DataCatalogs.org aims to be the most comprehensive list of open data catalogs in the world. It is curated by a group of leading open data experts from around the world - including representatives from local, regional and national governments, international organisations such as the World Bank, and numerous NGOs.
The alpha version of DataCatalogs.org was launched at OKCon 2011 in Berlin. We have plenty of useful improvements and features in the pipeline, which will be launched over the coming months …
Kalika N. Doloswala and Ann Dadich (2011). The accidental criminal: Using policy to curb illegal downloading. First Monday, Volume 16, Number 6 - 6
ABSTRACT: Illegal downloading is a multifaceted social issue. In addition to the loss of intellectual property and revenue for copyright holders, it can implicate perpetrators into the criminal justice system. Despite legislative attempts to curb illegal downloading, lessons to date suggest these do little to reduce the activity. Drawing on psychological literature, this paper offers an innovative approach to address illegal downloading.
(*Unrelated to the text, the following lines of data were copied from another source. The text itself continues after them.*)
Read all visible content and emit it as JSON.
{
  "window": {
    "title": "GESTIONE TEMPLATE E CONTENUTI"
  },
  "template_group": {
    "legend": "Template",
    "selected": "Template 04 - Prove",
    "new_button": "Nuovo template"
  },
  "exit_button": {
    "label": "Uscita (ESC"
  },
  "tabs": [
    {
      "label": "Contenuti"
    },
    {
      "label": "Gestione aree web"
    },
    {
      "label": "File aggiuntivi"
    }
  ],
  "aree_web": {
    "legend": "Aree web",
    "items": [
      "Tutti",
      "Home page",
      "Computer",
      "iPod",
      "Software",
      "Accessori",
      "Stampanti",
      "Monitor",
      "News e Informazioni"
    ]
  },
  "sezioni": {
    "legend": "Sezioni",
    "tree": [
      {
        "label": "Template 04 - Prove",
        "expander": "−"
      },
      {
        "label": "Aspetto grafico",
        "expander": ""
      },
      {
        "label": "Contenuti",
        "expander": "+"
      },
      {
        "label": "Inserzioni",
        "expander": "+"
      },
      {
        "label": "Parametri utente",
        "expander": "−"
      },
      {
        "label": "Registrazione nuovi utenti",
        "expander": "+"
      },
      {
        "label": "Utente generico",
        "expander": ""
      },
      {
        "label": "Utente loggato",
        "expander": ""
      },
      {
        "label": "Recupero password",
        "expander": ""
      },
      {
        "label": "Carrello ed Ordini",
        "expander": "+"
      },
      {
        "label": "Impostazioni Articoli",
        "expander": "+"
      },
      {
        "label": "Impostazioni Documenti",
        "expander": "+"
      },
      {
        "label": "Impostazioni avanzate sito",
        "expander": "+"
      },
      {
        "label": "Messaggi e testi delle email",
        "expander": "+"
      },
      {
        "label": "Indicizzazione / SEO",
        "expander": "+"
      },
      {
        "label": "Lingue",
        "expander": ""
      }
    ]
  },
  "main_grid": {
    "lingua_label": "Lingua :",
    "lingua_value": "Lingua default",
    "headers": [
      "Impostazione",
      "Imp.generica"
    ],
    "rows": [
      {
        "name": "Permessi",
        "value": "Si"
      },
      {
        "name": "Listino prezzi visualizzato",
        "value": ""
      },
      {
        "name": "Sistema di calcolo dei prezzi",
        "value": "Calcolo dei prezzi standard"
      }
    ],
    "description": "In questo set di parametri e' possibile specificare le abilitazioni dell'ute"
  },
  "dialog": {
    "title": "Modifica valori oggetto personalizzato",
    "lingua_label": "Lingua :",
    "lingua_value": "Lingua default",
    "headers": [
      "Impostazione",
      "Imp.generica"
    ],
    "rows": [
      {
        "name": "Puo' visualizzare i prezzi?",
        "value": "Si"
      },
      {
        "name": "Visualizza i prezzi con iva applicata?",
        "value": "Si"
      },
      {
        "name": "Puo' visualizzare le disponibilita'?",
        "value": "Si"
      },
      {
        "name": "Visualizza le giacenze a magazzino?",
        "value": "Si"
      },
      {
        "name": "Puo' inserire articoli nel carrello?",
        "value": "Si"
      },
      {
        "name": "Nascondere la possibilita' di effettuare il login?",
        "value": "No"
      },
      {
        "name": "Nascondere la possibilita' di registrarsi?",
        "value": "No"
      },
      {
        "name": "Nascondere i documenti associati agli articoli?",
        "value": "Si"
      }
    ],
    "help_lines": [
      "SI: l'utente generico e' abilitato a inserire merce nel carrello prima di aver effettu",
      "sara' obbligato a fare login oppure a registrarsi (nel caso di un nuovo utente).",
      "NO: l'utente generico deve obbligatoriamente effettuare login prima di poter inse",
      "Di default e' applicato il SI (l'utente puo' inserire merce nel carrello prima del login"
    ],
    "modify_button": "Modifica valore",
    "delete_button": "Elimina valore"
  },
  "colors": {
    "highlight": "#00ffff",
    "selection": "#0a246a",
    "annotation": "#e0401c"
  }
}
Attribution theory aims to aid understanding of the causes of human behaviour and highlights the important role of perception. It suggests that illegal downloading might be moderated by increasing opportunities for engagement between the owners and users of intellectual property. Rather than using policy and legislation to restrain access to intellectual property, this theory suggests that policy that closes proximal distances and creates psychological contracts might be effective in curbing these practices. Examples from the music industry are discussed as evidence that this approach can be successful in changing downloader behaviour. To date, public policy informed by attribution theory has not been tested as a way to prevent illegal downloading. The paper concludes that there is a need to examine and critically evaluate non–punitive approaches to curbing illegal downloading from a policy perspective.
Cuihua Shen and Peter Monge (2011). Who connects with whom? A social network analysis of an online open source software community. First Monday, Volume 16, Number 6
ABSTRACT: By examining “who connects with whom” in an online community using social network analysis, this study tests the social drivers that shape the collaboration dynamics among a group of participants from SourceForge, the largest open source community on the Web. The formation of the online social network was explored by testing two distinct network attachment logics: strategic selection and homophily. Both logics received some support. Taken together, the results are suggestive of a “performance–based clustering” phenomenon within the OSS online community in which most collaborations involve accomplished developers, and novice developers tend to partner with less accomplished and less experienced peers.